# [THE TASK]
This exercise needs the complete data reproduced exactly.

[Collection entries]

------------------------------------------------------------------------

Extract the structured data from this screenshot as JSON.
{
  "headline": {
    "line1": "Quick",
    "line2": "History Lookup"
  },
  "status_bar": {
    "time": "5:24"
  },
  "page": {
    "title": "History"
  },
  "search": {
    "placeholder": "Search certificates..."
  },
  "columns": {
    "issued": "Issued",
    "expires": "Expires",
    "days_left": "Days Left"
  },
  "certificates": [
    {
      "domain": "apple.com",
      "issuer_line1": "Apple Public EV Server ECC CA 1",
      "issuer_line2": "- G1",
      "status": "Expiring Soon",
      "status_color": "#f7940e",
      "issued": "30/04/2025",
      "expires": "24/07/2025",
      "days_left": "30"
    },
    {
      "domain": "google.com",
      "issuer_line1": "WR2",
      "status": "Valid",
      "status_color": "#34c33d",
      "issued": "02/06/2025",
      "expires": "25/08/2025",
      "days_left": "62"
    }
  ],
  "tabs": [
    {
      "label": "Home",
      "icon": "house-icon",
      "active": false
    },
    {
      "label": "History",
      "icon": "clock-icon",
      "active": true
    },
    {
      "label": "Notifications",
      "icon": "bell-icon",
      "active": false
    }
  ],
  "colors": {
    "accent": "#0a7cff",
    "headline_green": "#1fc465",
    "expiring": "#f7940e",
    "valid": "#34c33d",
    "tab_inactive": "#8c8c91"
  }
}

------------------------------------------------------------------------

# [SOLVED PROBLEM]
Extract the structured data from this screenshot as JSON.
{
  "headline": {
    "line1": "Quick",
    "line2": "History Lookup"
  },
  "status_bar": {
    "time": "5:24"
  },
  "page": {
    "title": "History"
  },
  "search": {
    "placeholder": "Search certificates..."
  },
  "columns": {
    "issued": "Issued",
    "expires": "Expires",
    "days_left": "Days Left"
  },
  "certificates": [
    {
      "domain": "apple.com",
      "issuer_line1": "Apple Public EV Server ECC CA 1",
      "issuer_line2": "- G1",
      "status": "Expiring Soon",
      "status_color": "#f7940e",
      "issued": "30/04/2025",
      "expires": "24/07/2025",
      "days_left": "30"
    },
    {
      "domain": "google.com",
      "issuer_line1": "WR2",
      "status": "Valid",
      "status_color": "#34c33d",
      "issued": "02/06/2025",
      "expires": "25/08/2025",
      "days_left": "62"
    }
  ],
  "tabs": [
    {
      "label": "Home",
      "icon": "house-icon",
      "active": false
    },
    {
      "label": "History",
      "icon": "clock-icon",
      "active": true
    },
    {
      "label": "Notifications",
      "icon": "bell-icon",
      "active": false
    }
  ],
  "colors": {
    "accent": "#0a7cff",
    "headline_green": "#1fc465",
    "expiring": "#f7940e",
    "valid": "#34c33d",
    "tab_inactive": "#8c8c91"
  }
}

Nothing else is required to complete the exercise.